“Thanks. Feel free to shift at any time.” From my peripheral vision, I saw the faint glow of his Rossi. It was a gorgeous gun, but it kept both hands tied up in a fight. I preferred the optional use of one hand for pulling the trigger, the other hand for punching faces when necessary.
“Chill, Dreddie. I’ll just shoot them,” he said. “Plug your ears.”
He knew I couldn’t do that. “Just do it quick. I’ll take the deafness if you need to shoot. But know this, I’m annoyed you’re not shifting.”
“In my defense, I didn’t store any back up clothes in the Domain,” he said.
That was the catch. Shifters had to spell their items into a sub-dimension dubbed the Domain to call on later. Some shifters, like Scott, were terrible at planning for emergencies.
“I’ll loan you my tank top.” And I was a bad partner. Because I enabled his poor planning.
“Done,” he said. “Here, hold my gun.” He held out the Rossi and like a fool, I took it. In one hand I held my Colt. In the other, the Rossi.
Before I could register the course of events, a gorgeous, large mountain lion was leaping into the shadows. He was sinuous, deadly grace. I kept him in my peripheral vision while staying alert to my surroundings. He vanished into the darkness. Snarls, cries of pain, and the sounds of bones snapping filtered toward me.
I blinked and, quiet as a snake in grass, the ex-professor vampire was standing in front of me, his fangs coming toward me like the maw of a desert worm from Tatooine. That was the strange thought that glided over my brain as I reacted to the danger—Star Wars thoughts.
I fired my Colt twice. He hesitated and waved his hand. The slugs fell to the ground.

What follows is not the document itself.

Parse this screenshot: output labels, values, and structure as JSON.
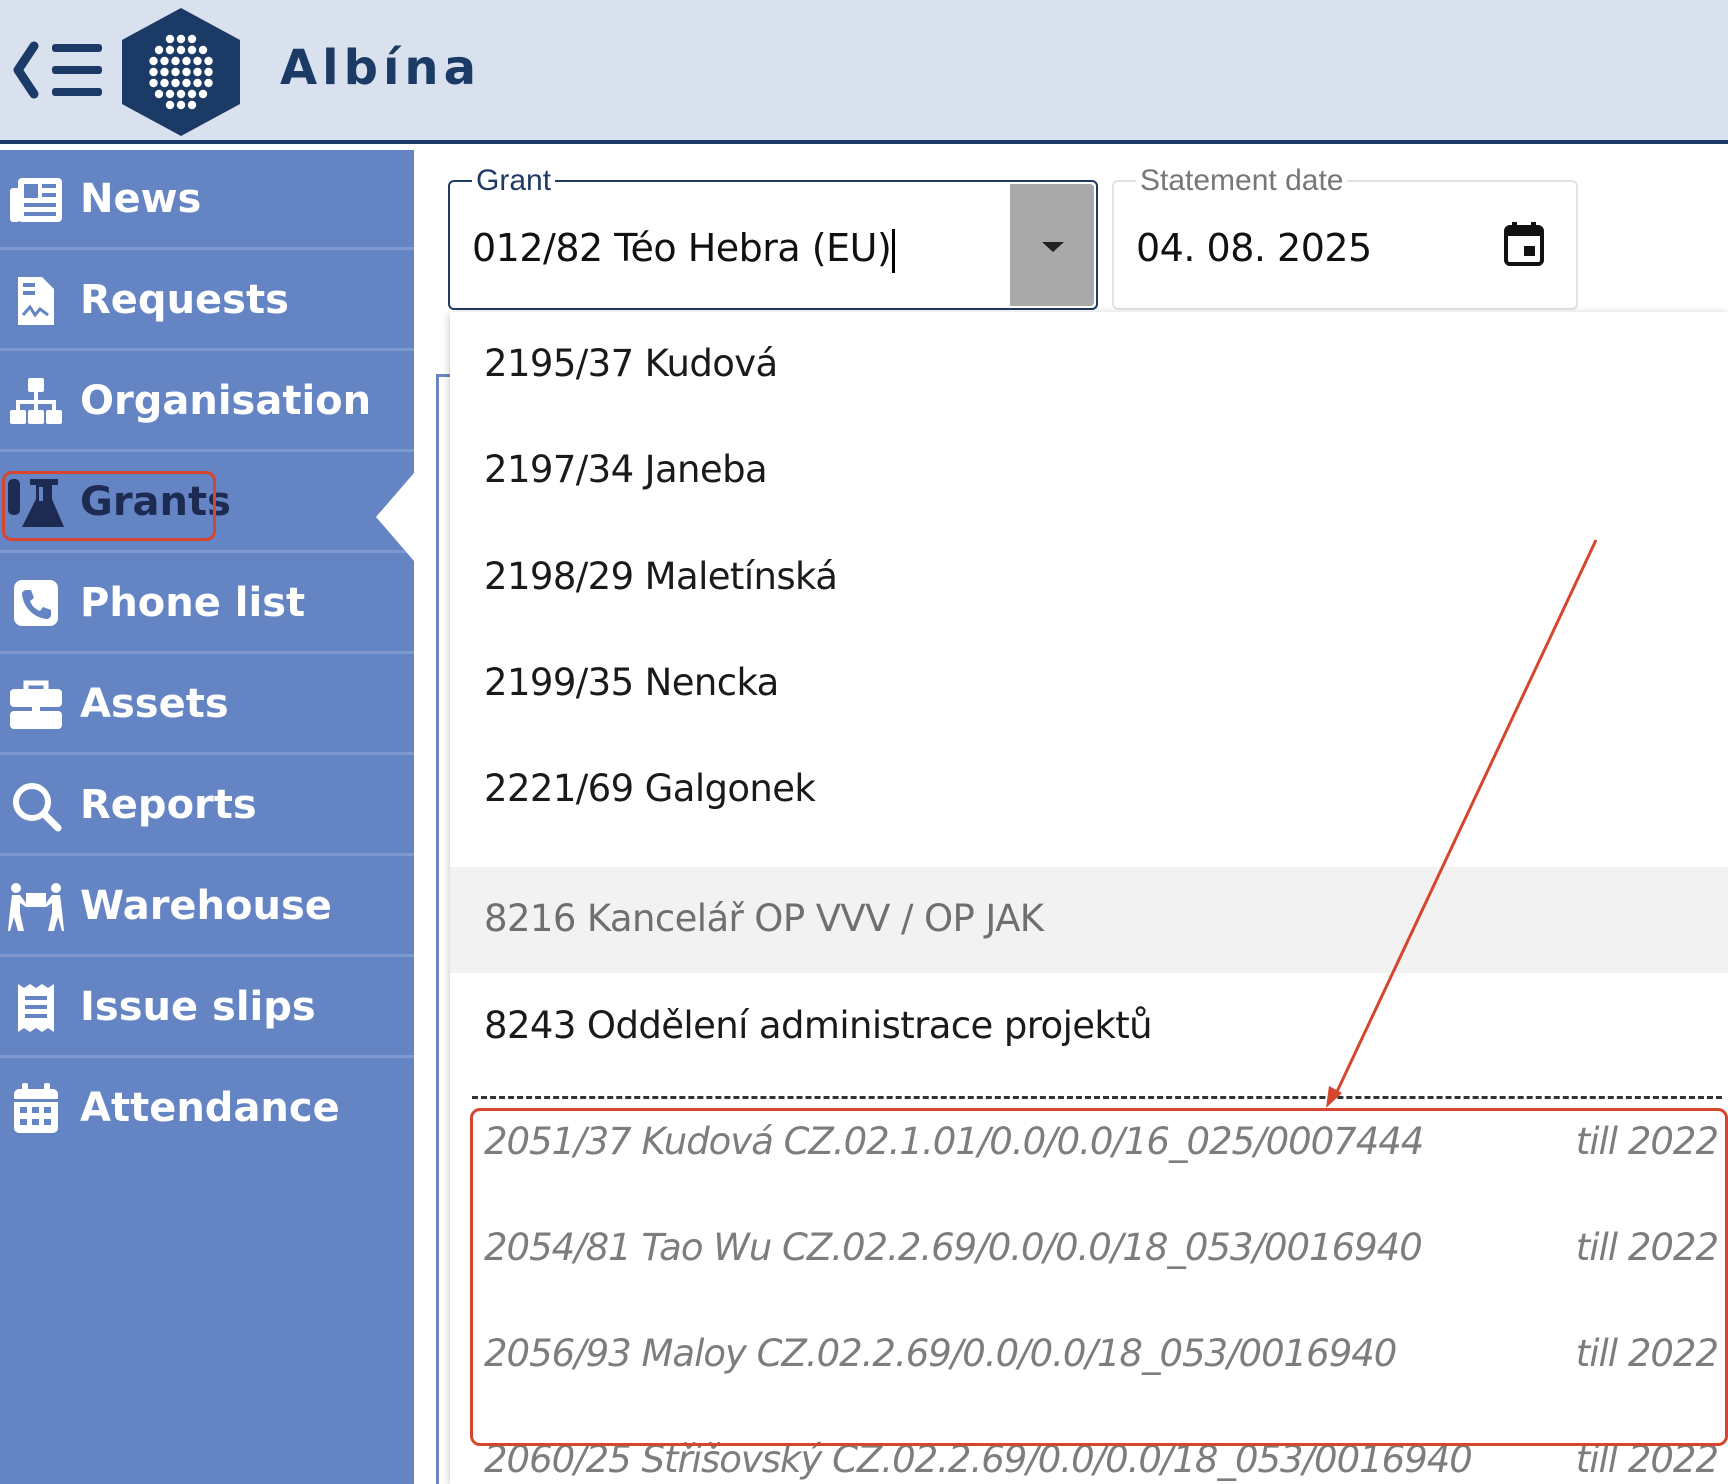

In that moment, I realized I’d underestimated him. I’d assumed he was a recently turned vampire. But he was stronger than I suspected. If he could call on vampire magic to stop bullets, he was quite old. Perhaps several centuries older than what I’d initially believed.
“Who are you?” I asked, in disbelief. “How old are you?”

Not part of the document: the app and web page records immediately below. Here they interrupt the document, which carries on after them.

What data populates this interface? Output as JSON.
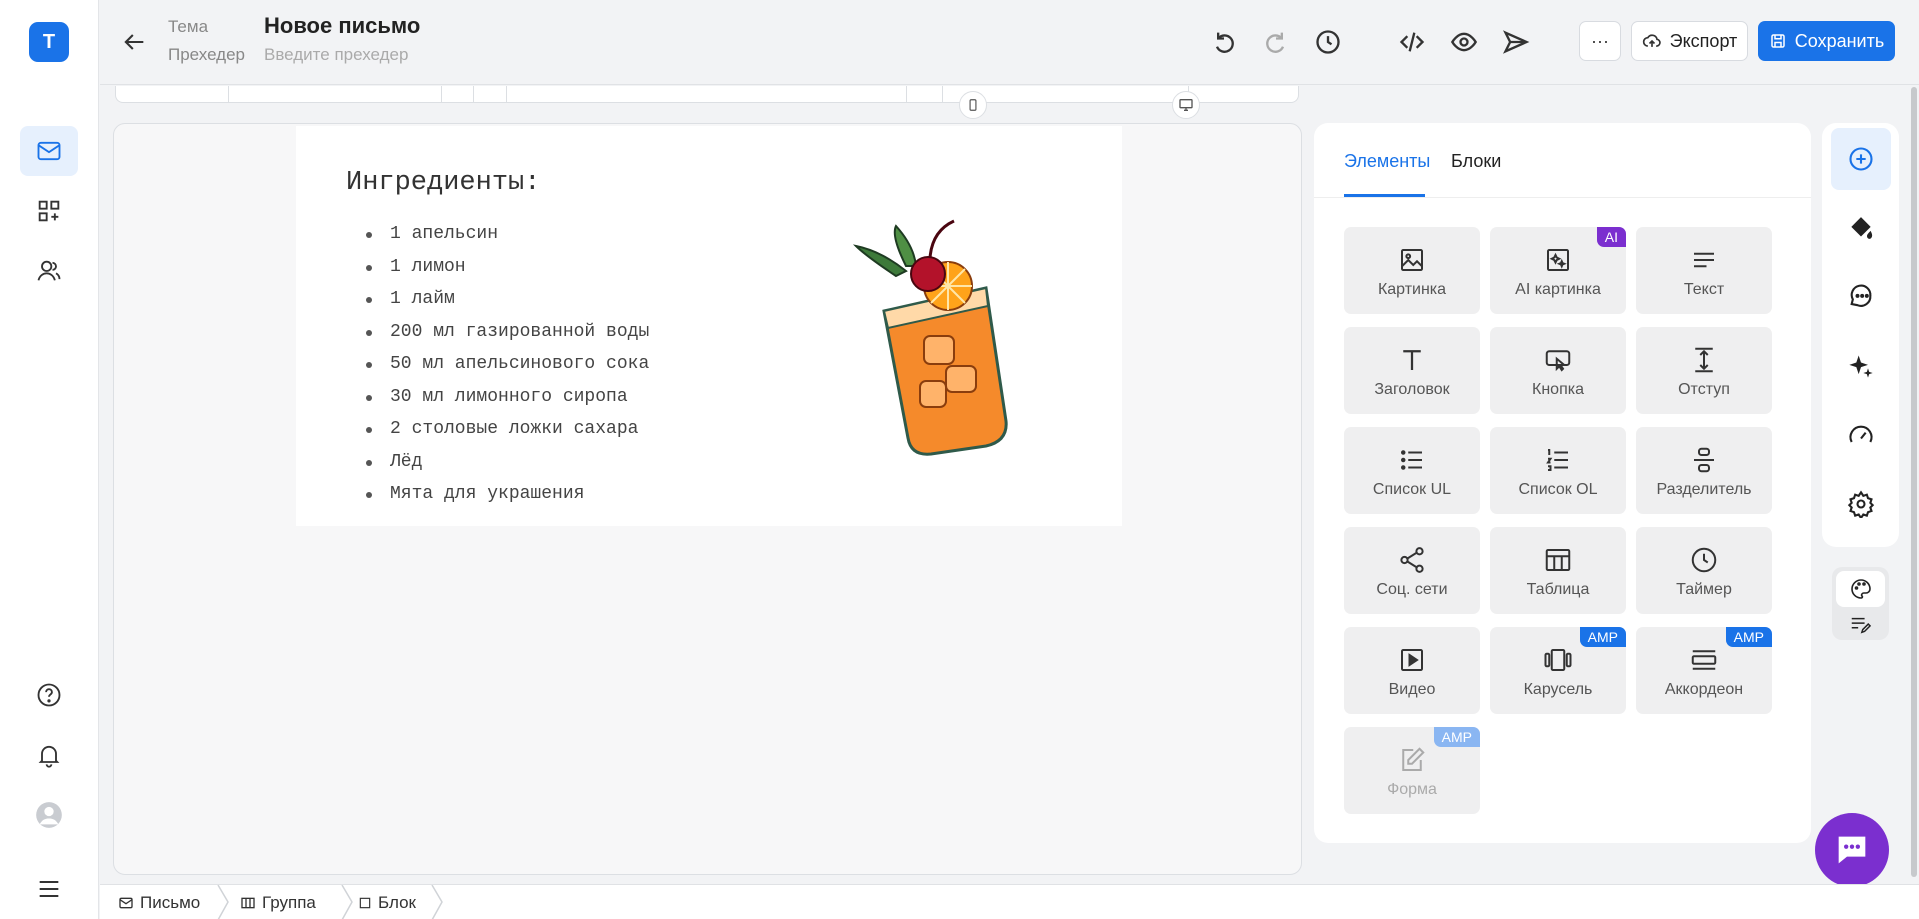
{
  "app": {
    "logo_letter": "T"
  },
  "header": {
    "theme_label": "Тема",
    "preheader_label": "Прехедер",
    "title": "Новое письмо",
    "preheader_placeholder": "Введите прехедер",
    "more_label": "···",
    "export_label": "Экспорт",
    "save_label": "Сохранить"
  },
  "email": {
    "heading": "Ингредиенты:",
    "items": [
      "1 апельсин",
      "1 лимон",
      "1 лайм",
      "200 мл газированной воды",
      "50 мл апельсинового сока",
      "30 мл лимонного сиропа",
      "2 столовые ложки сахара",
      "Лёд",
      "Мята для украшения"
    ]
  },
  "panel": {
    "tabs": [
      "Элементы",
      "Блоки"
    ],
    "active_tab": 0,
    "tiles": [
      {
        "label": "Картинка",
        "icon": "image-icon"
      },
      {
        "label": "AI картинка",
        "icon": "ai-image-icon",
        "badge": "AI"
      },
      {
        "label": "Текст",
        "icon": "text-icon"
      },
      {
        "label": "Заголовок",
        "icon": "heading-icon"
      },
      {
        "label": "Кнопка",
        "icon": "button-icon"
      },
      {
        "label": "Отступ",
        "icon": "spacer-icon"
      },
      {
        "label": "Список UL",
        "icon": "list-ul-icon"
      },
      {
        "label": "Список OL",
        "icon": "list-ol-icon"
      },
      {
        "label": "Разделитель",
        "icon": "divider-icon"
      },
      {
        "label": "Соц. сети",
        "icon": "share-icon"
      },
      {
        "label": "Таблица",
        "icon": "table-icon"
      },
      {
        "label": "Таймер",
        "icon": "clock-icon"
      },
      {
        "label": "Видео",
        "icon": "video-icon"
      },
      {
        "label": "Карусель",
        "icon": "carousel-icon",
        "badge": "AMP"
      },
      {
        "label": "Аккордеон",
        "icon": "accordion-icon",
        "badge": "AMP"
      },
      {
        "label": "Форма",
        "icon": "form-icon",
        "badge": "AMP",
        "disabled": true
      }
    ]
  },
  "breadcrumbs": [
    "Письмо",
    "Группа",
    "Блок"
  ],
  "colors": {
    "accent": "#1a73e8",
    "ai_badge": "#7b2fcf",
    "chat": "#7b2fcf"
  }
}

“Older than you’ll ever know.”
“Pretending to be new.” It sounded like an accusation, because it was.
He grinned at me and ran his hand through his hair, smoothing it down. He winked at me. I cringed. The audacity. Suddenly debonair and suave, he began to try to enthrall me.
“And now you are mine, Flameheart.”
I would have believed that too, but almost two hundred pounds of concentrated big cat muscle landed on him from above.
Scott wrapped his powerful paws around the vamp and they tumbled across the sidewalk into the darkness. An animalistic snarl—the kind that awakens the primal gut-level fear and reverberates through your body—shook the air. Adrenalin jolted through me at the sound, urging me to run.
I held my ground and listened to the battle. Darkness swirled from the shadows like black eddies of tarry water. The noises continued as the contest carried on. Concern for Scott’s safety pricked my thoughts. I was weak against the vampire, but I’d still try. Perhaps a bullet could reach the creature of the night while he was distracted by the cougar.
I took a step in the direction of the sounds. I raised both guns, ready to fire but hesitated, and then the mountain lion bounded out of the shadows, limping.
“You OK?” I asked.
“He got away. Don’t go after him, Dred,” Scott said, his very human voice coming from the maw of the mountain lion. “He’s too strong.”
I searched his body for the source of the limp. “He hurt you?”
“Just a scratch. I’ll be OK.”
“I disagree. We should go after him. We got the others, but he’s still on the loose. Job not complete.”
“Save it, Dred.”
“No, you save it. He hurt you. I’ll kill the bastard.”
“We’ll get him. Just maybe not tonight. I’m shifting back. Get your tank top off.”
I fumed, but I’d promised, and we’d killed the others. That meant just the one vampire would be somewhere out there, making disciples.
“Boy, you’re going to get it.”
“I hope you mean that, Dred. Looking forward to it.”
I holstered the Colt and balanced the barrel of the Rossi on the ground, leaning the stock against my thigh so that I could remove my linen tank and throw it at him. I still had a sports bra on, but the trade was worth it to not have to deal with the report of the Rossi, to not have to fight a bunch of vamps with my gun and bare hands.